52 Exercises: #27 Rock Climbing
I feel as if I’ve been rock climbing my whole life even though I’ve never actually done it before. I’ve seen photos of my famous rock climbing cousin Jerry Moffatt in action, read his autobiography and tried indoor wall climbing so in my mind I’m already a rock climbing expert. It doesn’t bode well.
We set off from Mount Barney Lodge Country Retreat with guides Innes and Steph and six families who are all up for some rock climbing for beginners. We’re a big group but not everyone is climbing. Some are too young, others too wimpy, others just happier sitting on a rock than climbing one.
It’s only a short walk to the cliffs of the Gillies where we’ll be climbing but we stop to grab helmets and harnesses on the way. Mount Barney and Mount Maroon flank the fields we walk through.
The grass is long, the is air cool and I feel at home, at rest. I want to stay here forever, outside in nature.
I take photos with my iPhone but at the same time I want to fling it into a muddy puddle and leave it there. Spending so much time inside on a computer is difficult. I love writing and helping people with their web marketing but I also want to spend more time outside walking, sitting and thinking. Just being. I am fed up of doing. Even though I love what technology can do for us sometimes I am fed up with it.
Rock climbing takes time in such a big group. We listen to the safety instructions, don our helmets and harnesses and take turns climbing, belaying and cheering each other on.
Indoor wall climbing was fun but rock climbing’s the real deal. We’re cold, our fingers get scraped and sore from hanging on so tight and bare knees get scraped and bloodied.
Climbing up the rocky cliff is hard work and there’s no time for fear. But to get back down you have to lean back with your feet on the rock and your entire body suspended perpendicular to the ground by a rope, waiting patiently for your partner to lower you slowly back to the ground. That’s when the fear sets in.
Some people cry and shout at their partners and on any other day that could be me but today I’m almost fearless. I trust our guides, I trust my 11 year old son and the grandpa I’ve never met before who are holding my life in their hands. I trust that today is a new beginning, not an end.

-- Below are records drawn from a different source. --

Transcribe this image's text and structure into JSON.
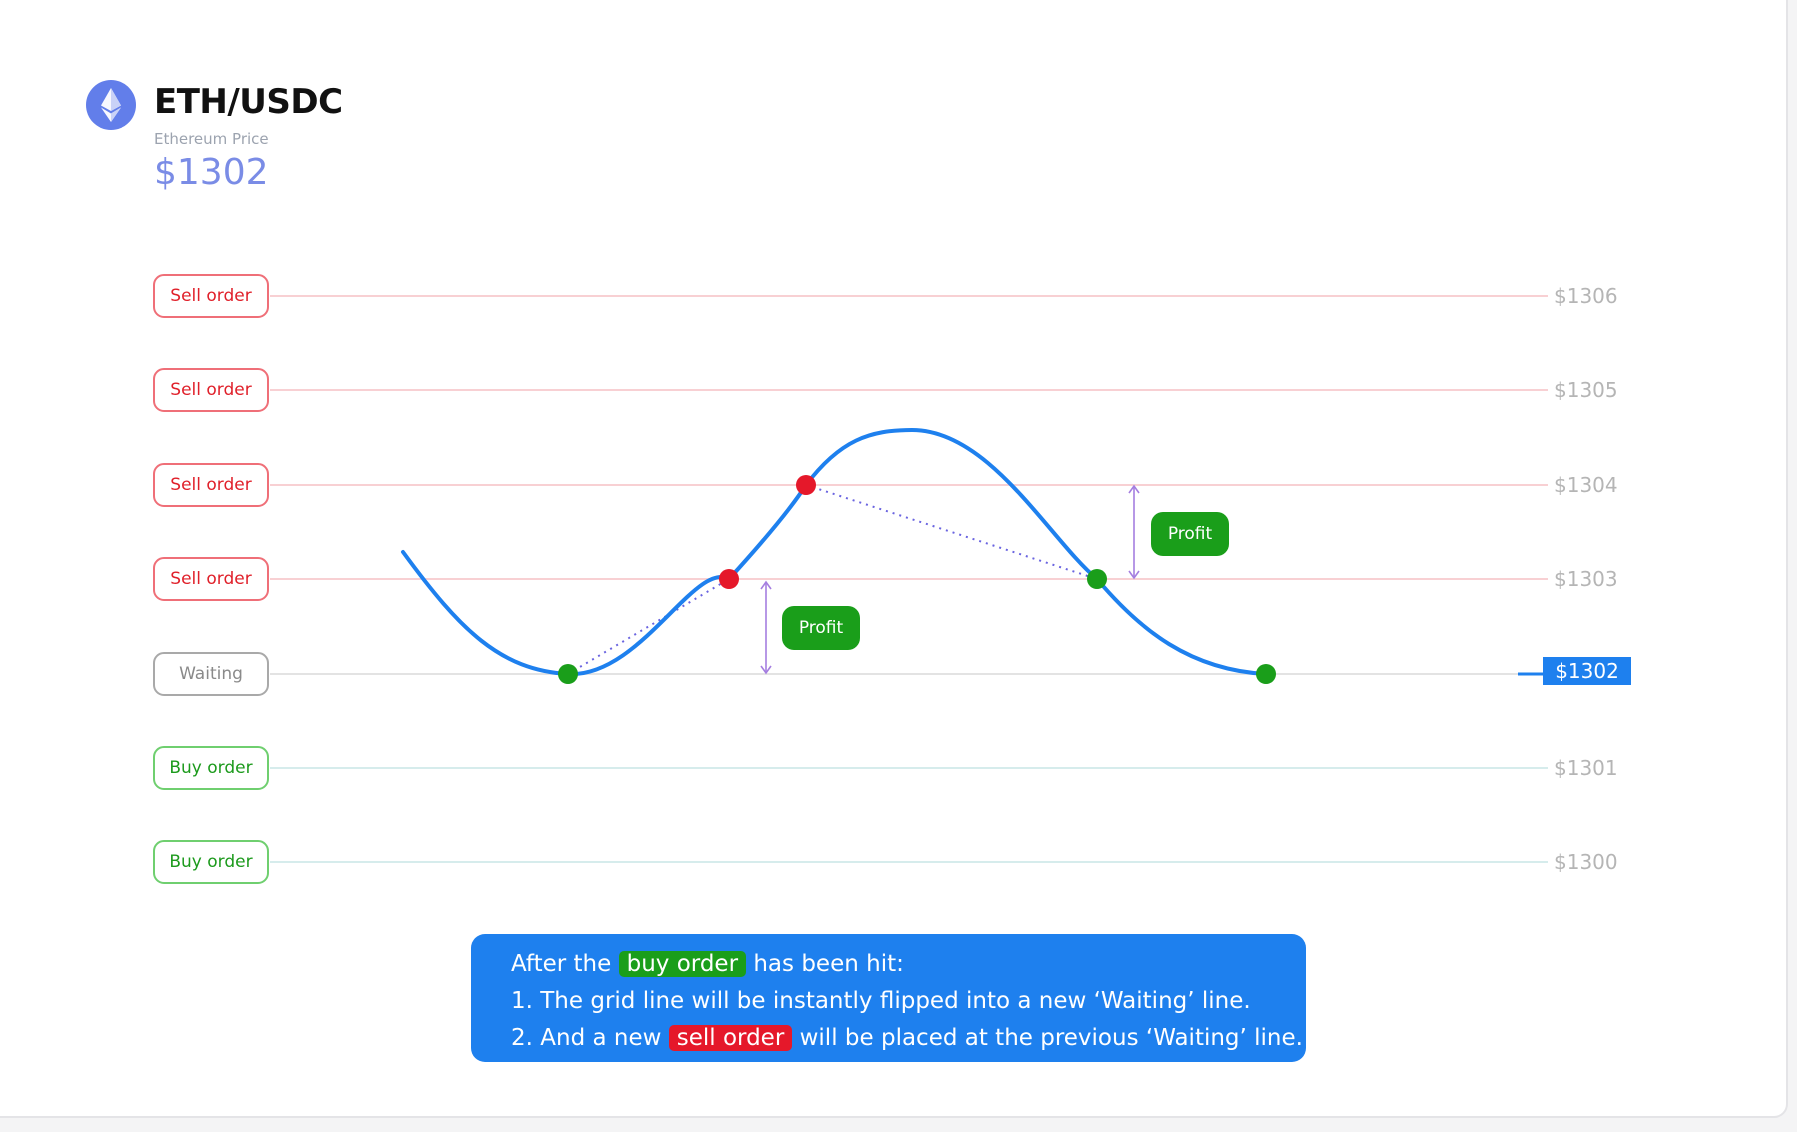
{
  "header": {
    "icon": "ethereum-icon",
    "pair": "ETH/USDC",
    "price_label": "Ethereum Price",
    "price": "$1302"
  },
  "grid": {
    "levels": [
      {
        "label": "Sell order",
        "type": "sell",
        "price": "$1306"
      },
      {
        "label": "Sell order",
        "type": "sell",
        "price": "$1305"
      },
      {
        "label": "Sell order",
        "type": "sell",
        "price": "$1304"
      },
      {
        "label": "Sell order",
        "type": "sell",
        "price": "$1303"
      },
      {
        "label": "Waiting",
        "type": "waiting",
        "price": "$1302"
      },
      {
        "label": "Buy order",
        "type": "buy",
        "price": "$1301"
      },
      {
        "label": "Buy order",
        "type": "buy",
        "price": "$1300"
      }
    ],
    "current_price_tag": "$1302"
  },
  "profit_labels": [
    "Profit",
    "Profit"
  ],
  "info": {
    "line1_prefix": "After the",
    "line1_highlight": "buy order",
    "line1_suffix": "has been hit:",
    "line2": "1. The grid line will be instantly flipped into a new ‘Waiting’ line.",
    "line3_prefix": "2. And a new",
    "line3_highlight": "sell order",
    "line3_suffix": "will be placed at the previous ‘Waiting’ line."
  },
  "colors": {
    "curve": "#1e80ee",
    "sell_line": "#f8d0d3",
    "buy_line": "#d6ecec",
    "waiting_line": "#e3e3e3",
    "buy_dot": "#1a9e1a",
    "sell_dot": "#e5182a",
    "arrow": "#a57ee0"
  }
}
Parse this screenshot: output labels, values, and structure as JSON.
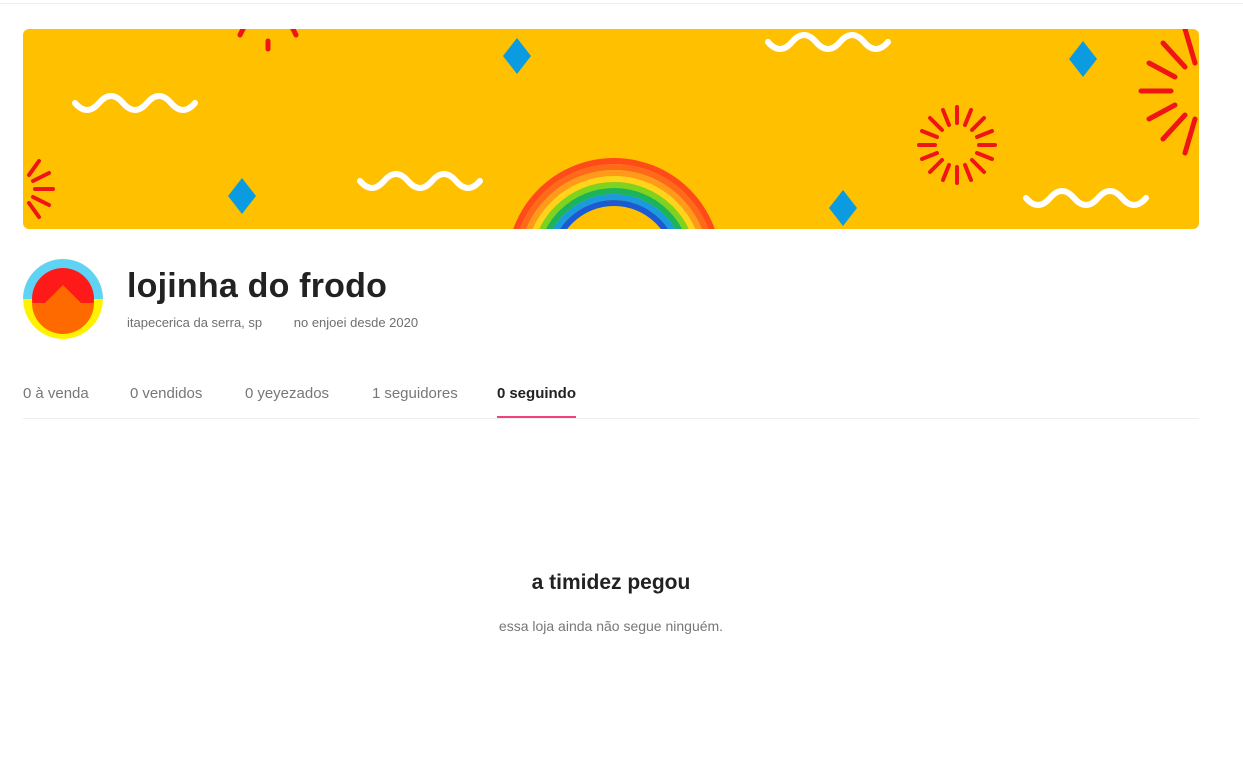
{
  "profile": {
    "store_name": "lojinha do frodo",
    "location": "itapecerica da serra, sp",
    "member_since": "no enjoei desde 2020"
  },
  "tabs": [
    {
      "count": "0",
      "label": "à venda"
    },
    {
      "count": "0",
      "label": "vendidos"
    },
    {
      "count": "0",
      "label": "yeyezados"
    },
    {
      "count": "1",
      "label": "seguidores"
    },
    {
      "count": "0",
      "label": "seguindo"
    }
  ],
  "active_tab": "seguindo",
  "empty_state": {
    "title": "a timidez pegou",
    "subtitle": "essa loja ainda não segue ninguém."
  },
  "colors": {
    "banner_bg": "#ffc000",
    "accent_tab": "#f0437d",
    "diamond": "#0a9be0",
    "burst": "#f01515"
  },
  "icons": {
    "avatar": "store-avatar-icon"
  }
}
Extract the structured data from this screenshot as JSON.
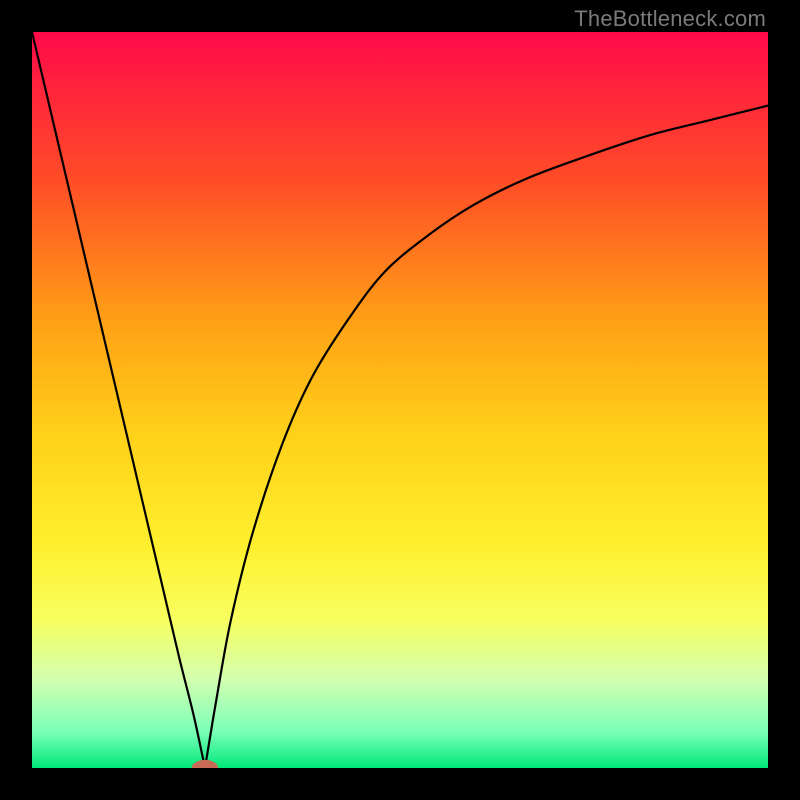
{
  "watermark": {
    "text": "TheBottleneck.com"
  },
  "chart_data": {
    "type": "line",
    "title": "",
    "xlabel": "",
    "ylabel": "",
    "xlim": [
      0,
      100
    ],
    "ylim": [
      0,
      100
    ],
    "grid": false,
    "legend": false,
    "gradient_bands": [
      {
        "position": 0.0,
        "color": "#ff0a49"
      },
      {
        "position": 0.2,
        "color": "#ff4c27"
      },
      {
        "position": 0.4,
        "color": "#ffa315"
      },
      {
        "position": 0.55,
        "color": "#ffd21a"
      },
      {
        "position": 0.7,
        "color": "#fff02f"
      },
      {
        "position": 0.8,
        "color": "#f7ff60"
      },
      {
        "position": 0.88,
        "color": "#d2ffb0"
      },
      {
        "position": 0.95,
        "color": "#7cffb8"
      },
      {
        "position": 1.0,
        "color": "#00e87a"
      }
    ],
    "series": [
      {
        "name": "left-branch",
        "x": [
          0,
          2,
          4,
          6,
          8,
          10,
          12,
          14,
          16,
          18,
          20,
          22,
          23.5
        ],
        "y": [
          100,
          91.5,
          83,
          74.5,
          66,
          57.5,
          49,
          40.5,
          32,
          23.5,
          15,
          7,
          0
        ]
      },
      {
        "name": "right-branch",
        "x": [
          23.5,
          25,
          27,
          30,
          34,
          38,
          43,
          48,
          54,
          60,
          67,
          75,
          84,
          92,
          100
        ],
        "y": [
          0,
          9,
          20,
          32,
          44,
          53,
          61,
          67.5,
          72.5,
          76.5,
          80,
          83,
          86,
          88,
          90
        ]
      }
    ],
    "marker": {
      "x": 23.5,
      "y": 0,
      "rx": 1.8,
      "ry": 1.1,
      "color": "#c76b56"
    }
  }
}
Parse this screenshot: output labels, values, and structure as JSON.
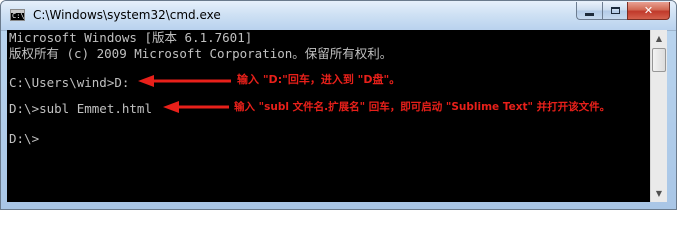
{
  "window": {
    "title": "C:\\Windows\\system32\\cmd.exe"
  },
  "console": {
    "lines": [
      "Microsoft Windows [版本 6.1.7601]",
      "版权所有 (c) 2009 Microsoft Corporation。保留所有权利。",
      "",
      "C:\\Users\\wind>D:",
      "",
      "D:\\>subl Emmet.html",
      "",
      "D:\\>"
    ]
  },
  "annotations": {
    "first": "输入 \"D:\"回车，进入到 \"D盘\"。",
    "second": "输入 \"subl 文件名.扩展名\" 回车，即可启动 \"Sublime Text\" 并打开该文件。"
  },
  "colors": {
    "console_bg": "#000000",
    "console_text": "#c0c0c0",
    "annotation": "#e8201a"
  },
  "icons": {
    "app": "cmd-icon",
    "minimize": "minimize-icon",
    "maximize": "maximize-icon",
    "close": "close-icon",
    "scroll_up": "arrow-up-icon",
    "scroll_down": "arrow-down-icon"
  }
}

We wait and wait for our turns but that’s okay because I want to stay outside forever. My shoulders, bum and legs still ache from body building but I scramble up the rocky cliffs fast.
Rock climbing is hard work but this is a perfect place and today, even though the sky above us is cloudy, I am in a perfect space.
Have you ever been rock climbing?
Rock Climbing Exercise Review
Cost: $50 for a morning session with Mount Barney Lodge Country Retreat in the Scenic Rim in Queensland near Brisbane. We managed to fit in three climbs but that depends how able your group is. Our group was very mixed ability and we were in the beginners class so some people took half an hour to scale the cliff and others only five minutes. We’re definitely ready for intermediate and advanced rock climbing next time.
Time Exercising: From 8am until 12.30pm including tea and cake.
Calories Burned: No idea but probably very little and what was burned was cancelled out by the homemade fruit cake.
Average Heart Rate: Not sure as I didn’t wear my heart rate monitor but rock climbing is not an aerobic workout, it’s about strength and cunning as you work out the easiest way up the cliff.
Peak Heart Rate: Not relevant.
Fun Factor: 8/10
Fear Factor: 7/10 But only because nothing could phase me that day.
Post-exercise Glow: 8/10.
Thank You for Reading
If you’re enjoying Get In the Hot Spot and the 52 Exercises series check out more from the 52 Exercise quest here and take a moment to share this post on Facebook, Twitter, by email or wherever you please. Thank you.
Get the weekly newsletter – If you’d like email updates from Get In the Hot Spot click here to subscribe now. I’ll email you weekly with the best stories.
Does looking at a “climbing wall” inside an outdoor clothier’s store count? Probably not
Lol, next time I want to hear about you harnessing yourself up and seeing how far you can climb!
Acrophobic tendencies here, just saying.
Perhaps an accommodating store employee could help me with the harnessing up bit. That might be enough to gain praise and accolades. (Read: pity.) Oh, great suggestion: must first try out several pairs of leggings — obviously critical part of the climbing equipment.
Seriously, your work on the ropes certainly was legitimately impressive. And that mountain area near Brisbane looks beautiful